**Try it:** Among the records below, find each line that includes the string "time" and copy it.

[[ Data for this exercise open ]]

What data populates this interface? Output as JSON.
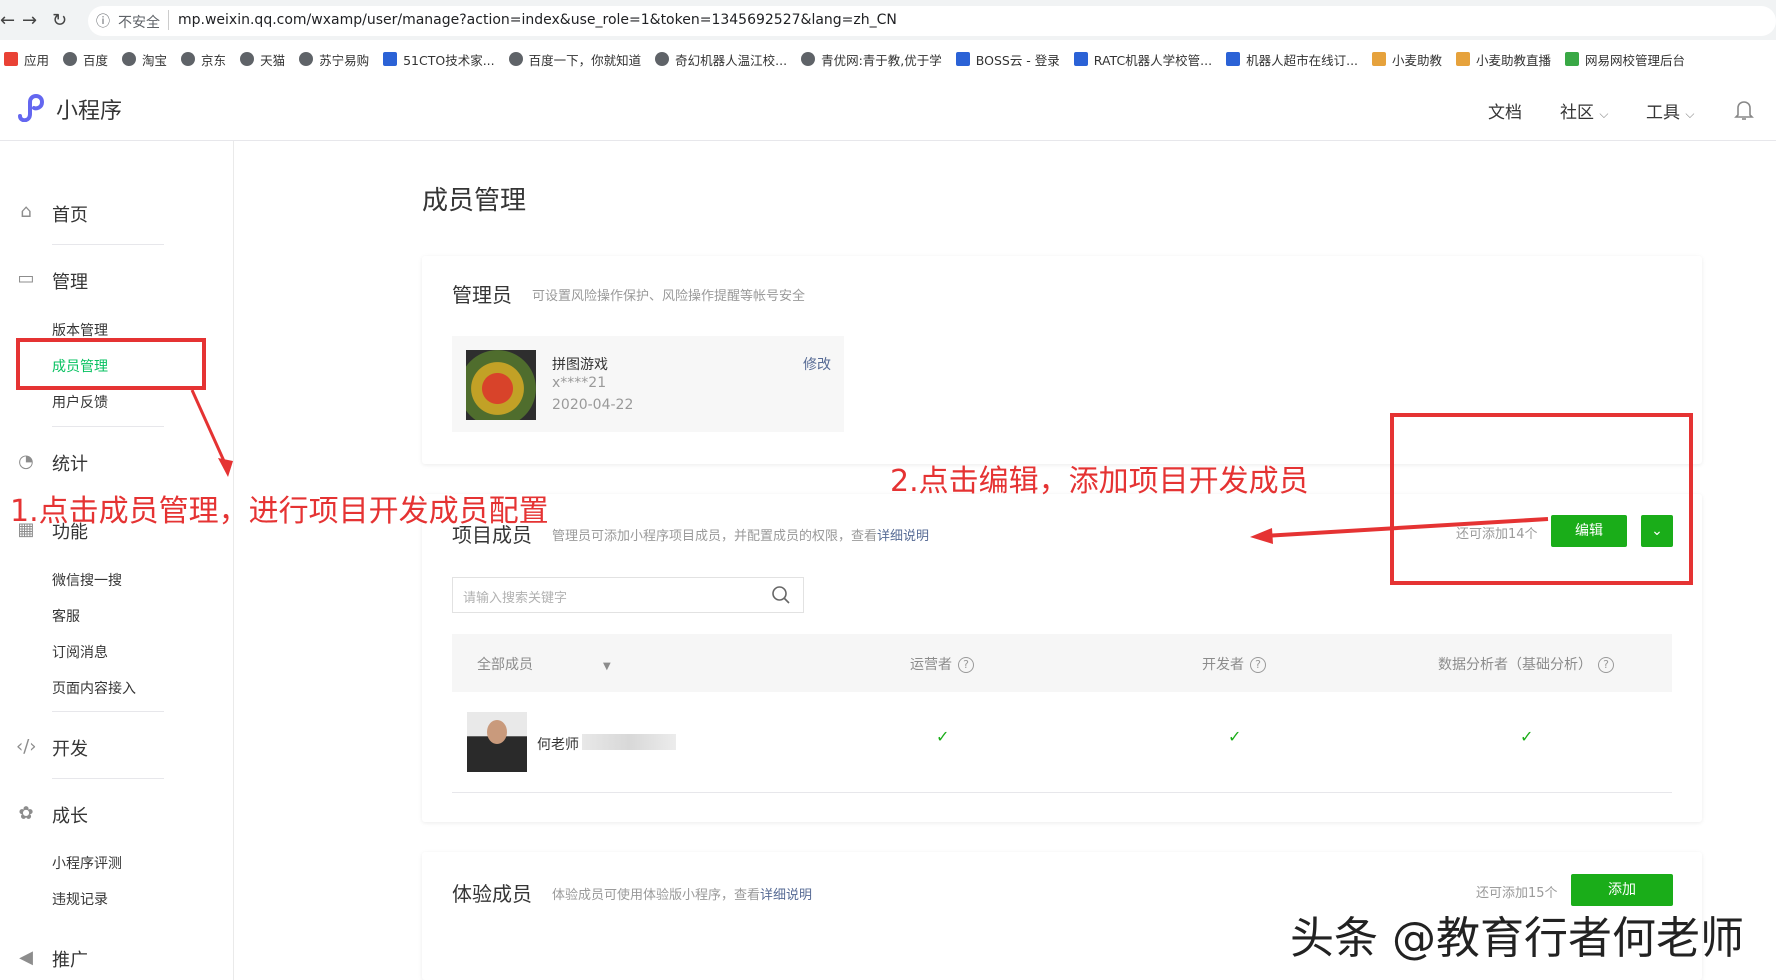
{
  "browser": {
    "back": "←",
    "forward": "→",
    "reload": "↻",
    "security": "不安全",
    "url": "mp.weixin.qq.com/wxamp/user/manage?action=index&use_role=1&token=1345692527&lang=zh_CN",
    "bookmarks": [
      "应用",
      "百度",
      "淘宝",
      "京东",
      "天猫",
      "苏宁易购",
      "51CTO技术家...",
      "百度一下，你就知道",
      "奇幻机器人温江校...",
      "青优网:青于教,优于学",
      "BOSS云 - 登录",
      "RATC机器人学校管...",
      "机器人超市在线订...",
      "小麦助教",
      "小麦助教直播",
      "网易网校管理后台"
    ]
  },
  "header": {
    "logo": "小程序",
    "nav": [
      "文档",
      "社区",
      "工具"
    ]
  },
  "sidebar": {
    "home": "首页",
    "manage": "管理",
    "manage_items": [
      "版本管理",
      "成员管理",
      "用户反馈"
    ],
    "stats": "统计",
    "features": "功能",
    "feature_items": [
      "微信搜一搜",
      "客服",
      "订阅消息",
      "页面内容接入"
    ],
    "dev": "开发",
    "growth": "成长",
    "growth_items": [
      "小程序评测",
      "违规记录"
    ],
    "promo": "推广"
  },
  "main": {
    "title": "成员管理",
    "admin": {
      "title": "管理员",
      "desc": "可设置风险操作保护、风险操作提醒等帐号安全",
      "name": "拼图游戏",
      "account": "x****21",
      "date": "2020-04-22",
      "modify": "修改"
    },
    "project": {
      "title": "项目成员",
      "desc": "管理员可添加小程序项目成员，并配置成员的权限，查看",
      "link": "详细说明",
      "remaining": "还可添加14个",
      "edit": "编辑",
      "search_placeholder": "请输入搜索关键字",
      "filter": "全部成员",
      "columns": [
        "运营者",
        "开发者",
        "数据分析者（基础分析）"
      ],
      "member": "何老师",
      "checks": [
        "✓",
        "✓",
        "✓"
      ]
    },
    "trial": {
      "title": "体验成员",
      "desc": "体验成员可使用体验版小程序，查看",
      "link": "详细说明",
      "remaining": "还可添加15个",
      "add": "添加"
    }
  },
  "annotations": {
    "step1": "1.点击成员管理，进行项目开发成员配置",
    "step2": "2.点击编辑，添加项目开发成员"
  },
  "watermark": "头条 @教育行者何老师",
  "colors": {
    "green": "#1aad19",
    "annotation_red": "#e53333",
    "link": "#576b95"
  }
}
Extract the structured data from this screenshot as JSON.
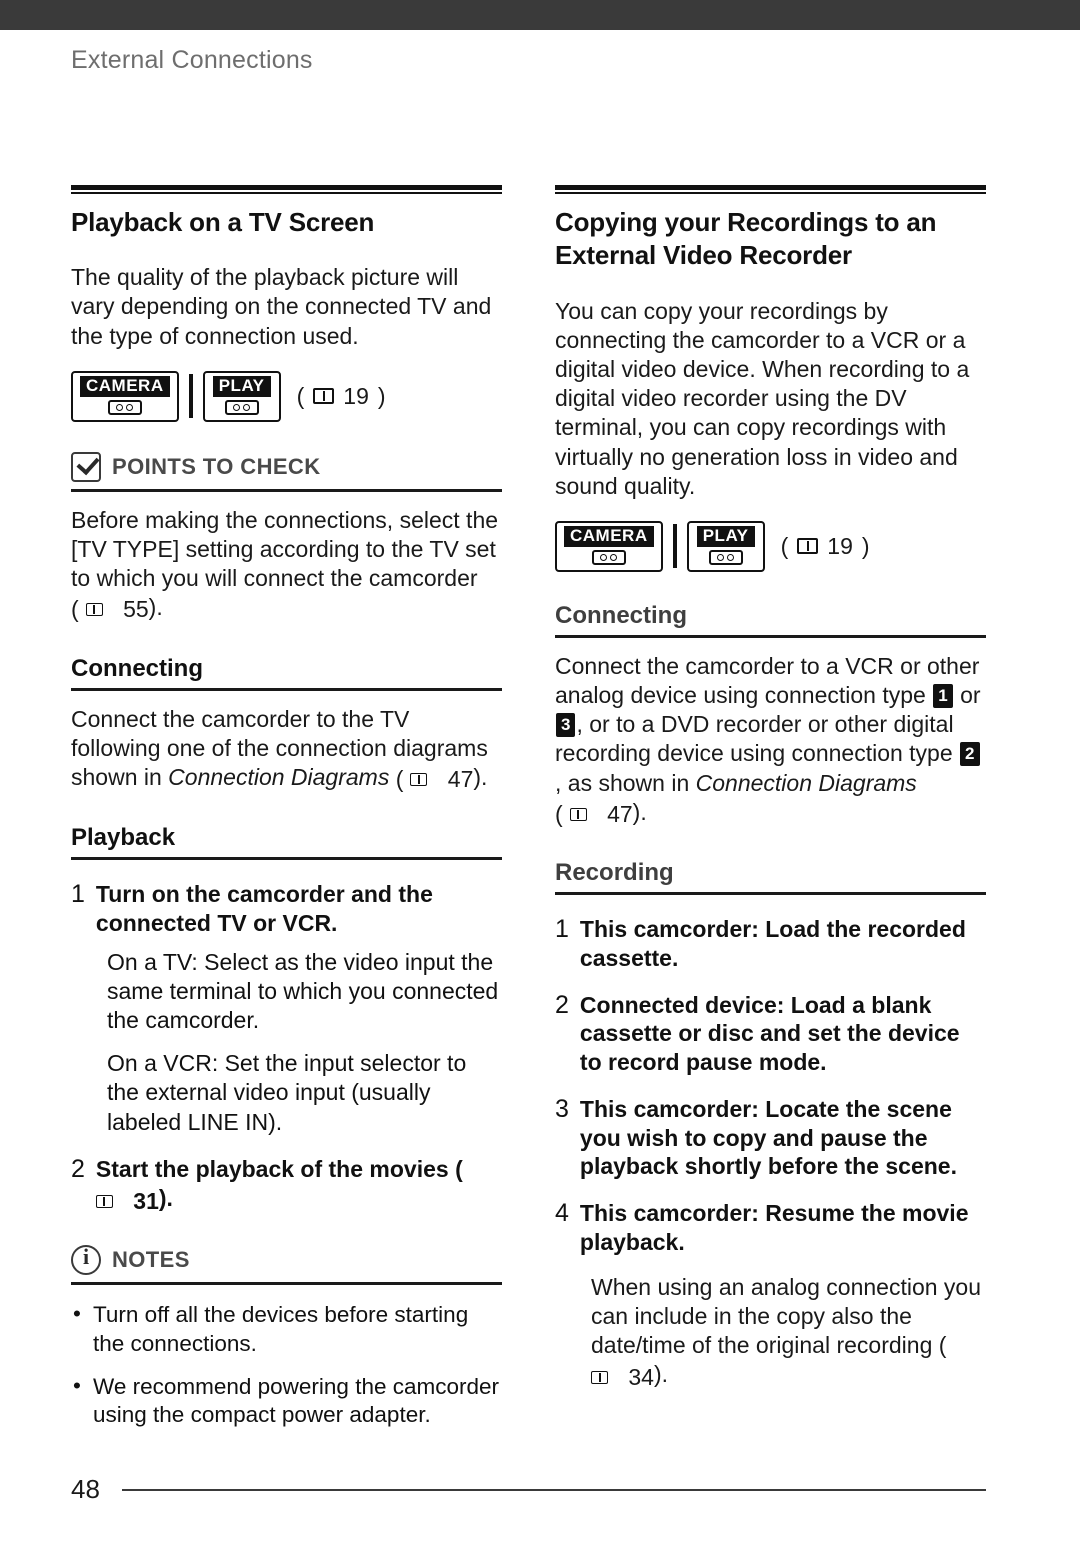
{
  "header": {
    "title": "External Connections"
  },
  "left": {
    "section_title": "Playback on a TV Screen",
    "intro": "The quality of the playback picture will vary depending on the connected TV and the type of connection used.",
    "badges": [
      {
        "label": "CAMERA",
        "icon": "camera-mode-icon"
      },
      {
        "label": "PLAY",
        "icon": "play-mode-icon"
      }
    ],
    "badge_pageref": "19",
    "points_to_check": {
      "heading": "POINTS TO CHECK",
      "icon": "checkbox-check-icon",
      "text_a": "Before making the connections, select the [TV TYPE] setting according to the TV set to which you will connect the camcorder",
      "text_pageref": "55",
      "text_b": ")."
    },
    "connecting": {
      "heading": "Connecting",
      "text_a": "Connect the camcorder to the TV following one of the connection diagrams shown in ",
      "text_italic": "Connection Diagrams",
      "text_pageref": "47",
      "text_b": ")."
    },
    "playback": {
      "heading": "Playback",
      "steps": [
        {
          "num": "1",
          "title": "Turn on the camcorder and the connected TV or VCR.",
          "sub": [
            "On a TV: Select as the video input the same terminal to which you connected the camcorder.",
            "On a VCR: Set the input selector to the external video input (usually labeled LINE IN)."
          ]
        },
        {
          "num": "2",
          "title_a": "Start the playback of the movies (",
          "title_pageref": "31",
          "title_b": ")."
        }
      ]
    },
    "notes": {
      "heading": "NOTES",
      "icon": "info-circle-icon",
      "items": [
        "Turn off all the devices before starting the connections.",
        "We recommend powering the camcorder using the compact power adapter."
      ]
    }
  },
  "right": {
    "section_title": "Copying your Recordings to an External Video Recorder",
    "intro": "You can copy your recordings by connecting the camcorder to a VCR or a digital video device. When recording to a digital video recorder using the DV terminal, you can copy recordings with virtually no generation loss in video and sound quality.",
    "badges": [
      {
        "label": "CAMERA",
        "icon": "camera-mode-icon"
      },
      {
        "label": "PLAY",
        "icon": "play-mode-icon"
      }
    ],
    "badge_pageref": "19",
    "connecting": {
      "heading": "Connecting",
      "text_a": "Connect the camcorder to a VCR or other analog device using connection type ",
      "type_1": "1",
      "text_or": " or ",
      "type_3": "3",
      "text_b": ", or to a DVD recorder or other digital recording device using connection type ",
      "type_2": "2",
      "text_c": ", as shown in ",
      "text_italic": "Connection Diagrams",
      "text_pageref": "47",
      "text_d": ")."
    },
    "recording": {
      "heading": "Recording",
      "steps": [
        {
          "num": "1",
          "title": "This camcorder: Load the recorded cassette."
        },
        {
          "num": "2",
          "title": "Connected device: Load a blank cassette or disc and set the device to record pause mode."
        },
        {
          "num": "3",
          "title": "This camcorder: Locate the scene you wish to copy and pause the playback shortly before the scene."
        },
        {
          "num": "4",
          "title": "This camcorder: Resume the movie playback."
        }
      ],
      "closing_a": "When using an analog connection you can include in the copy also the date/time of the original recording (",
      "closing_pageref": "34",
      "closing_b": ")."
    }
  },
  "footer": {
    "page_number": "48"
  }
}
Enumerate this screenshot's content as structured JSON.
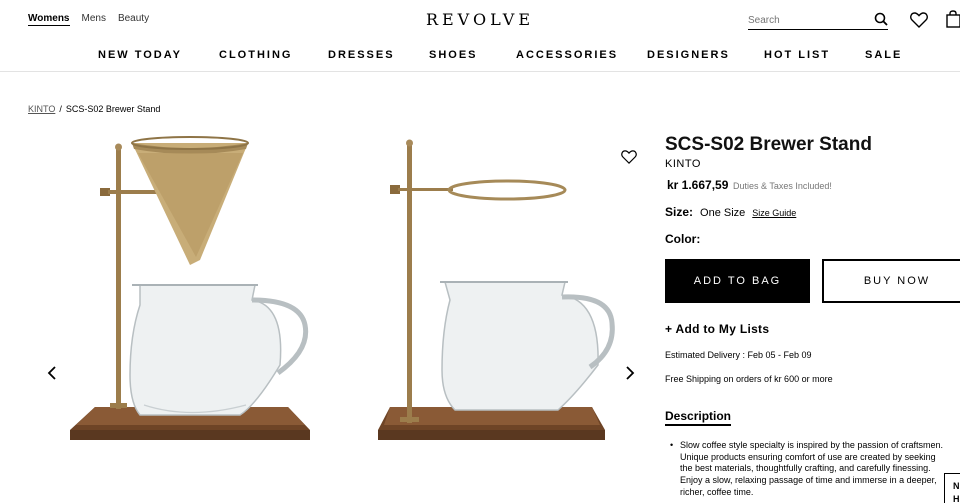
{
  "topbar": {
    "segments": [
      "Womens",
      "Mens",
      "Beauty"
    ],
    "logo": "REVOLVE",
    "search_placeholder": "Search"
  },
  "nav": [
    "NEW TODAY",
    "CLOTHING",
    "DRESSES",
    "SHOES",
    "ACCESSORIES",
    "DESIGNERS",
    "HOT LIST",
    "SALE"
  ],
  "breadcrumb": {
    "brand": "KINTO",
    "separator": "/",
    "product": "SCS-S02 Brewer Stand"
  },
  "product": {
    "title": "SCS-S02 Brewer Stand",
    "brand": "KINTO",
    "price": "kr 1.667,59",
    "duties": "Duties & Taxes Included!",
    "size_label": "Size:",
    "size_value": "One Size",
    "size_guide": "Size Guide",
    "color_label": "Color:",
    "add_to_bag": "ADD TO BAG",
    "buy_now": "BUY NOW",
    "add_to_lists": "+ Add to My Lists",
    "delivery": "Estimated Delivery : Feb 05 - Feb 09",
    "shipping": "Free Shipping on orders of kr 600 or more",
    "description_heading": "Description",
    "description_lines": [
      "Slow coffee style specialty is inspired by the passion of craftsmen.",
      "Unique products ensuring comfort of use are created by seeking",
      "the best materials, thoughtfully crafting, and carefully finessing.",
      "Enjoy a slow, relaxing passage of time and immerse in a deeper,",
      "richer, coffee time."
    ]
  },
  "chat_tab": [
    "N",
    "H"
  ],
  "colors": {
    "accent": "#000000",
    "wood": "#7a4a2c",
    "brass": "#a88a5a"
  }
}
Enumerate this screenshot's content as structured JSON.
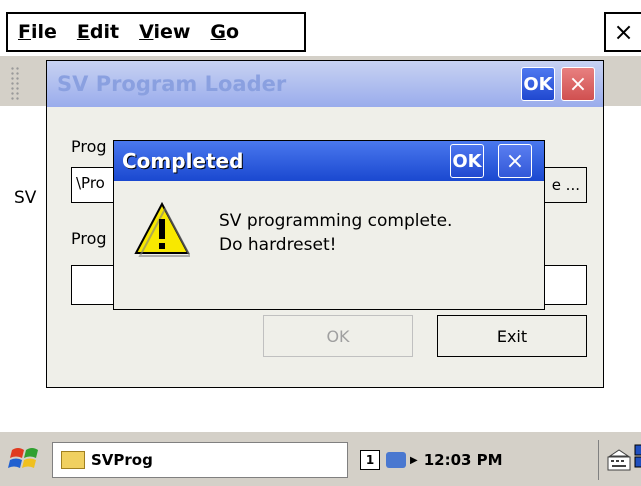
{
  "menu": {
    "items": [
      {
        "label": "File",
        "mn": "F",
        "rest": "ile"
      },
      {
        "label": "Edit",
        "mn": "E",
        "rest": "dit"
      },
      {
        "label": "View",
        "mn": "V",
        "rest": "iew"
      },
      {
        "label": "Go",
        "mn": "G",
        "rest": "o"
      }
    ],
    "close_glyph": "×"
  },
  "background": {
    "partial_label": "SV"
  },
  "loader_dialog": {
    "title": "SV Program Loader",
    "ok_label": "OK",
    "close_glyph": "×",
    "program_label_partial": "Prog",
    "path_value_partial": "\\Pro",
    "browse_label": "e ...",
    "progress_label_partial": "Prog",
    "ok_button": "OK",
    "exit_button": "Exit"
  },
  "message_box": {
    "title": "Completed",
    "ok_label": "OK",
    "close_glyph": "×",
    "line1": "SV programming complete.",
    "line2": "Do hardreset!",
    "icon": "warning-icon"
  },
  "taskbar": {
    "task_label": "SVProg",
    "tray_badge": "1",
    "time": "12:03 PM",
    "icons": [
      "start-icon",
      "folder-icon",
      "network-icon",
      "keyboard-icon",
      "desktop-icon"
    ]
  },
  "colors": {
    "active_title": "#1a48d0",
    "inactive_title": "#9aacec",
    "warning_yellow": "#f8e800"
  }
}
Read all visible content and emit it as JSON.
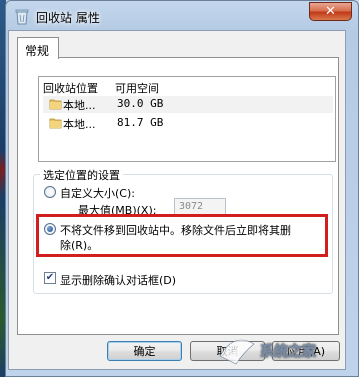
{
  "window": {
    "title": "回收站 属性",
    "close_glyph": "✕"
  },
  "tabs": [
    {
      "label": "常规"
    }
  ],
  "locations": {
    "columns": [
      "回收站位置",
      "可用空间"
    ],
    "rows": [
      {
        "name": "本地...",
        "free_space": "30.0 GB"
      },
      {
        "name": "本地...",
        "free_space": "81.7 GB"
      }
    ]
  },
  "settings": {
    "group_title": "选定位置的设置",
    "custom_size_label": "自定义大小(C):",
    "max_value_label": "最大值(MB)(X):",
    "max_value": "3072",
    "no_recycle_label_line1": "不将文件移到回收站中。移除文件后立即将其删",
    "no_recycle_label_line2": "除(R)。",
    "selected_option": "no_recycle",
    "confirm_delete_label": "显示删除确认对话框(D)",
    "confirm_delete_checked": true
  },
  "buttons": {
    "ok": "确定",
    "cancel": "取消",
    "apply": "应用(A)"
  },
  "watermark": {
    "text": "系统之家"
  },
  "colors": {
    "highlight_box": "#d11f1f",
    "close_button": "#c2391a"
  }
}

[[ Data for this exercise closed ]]

**Solution to this task:**
      "closing_a": "When using an analog connection you can include in the copy also the date/time of the original recording (",
      "Enjoy a slow, relaxing passage of time and immerse in a deeper,",
      "richer, coffee time."
    "time": "12:03 PM",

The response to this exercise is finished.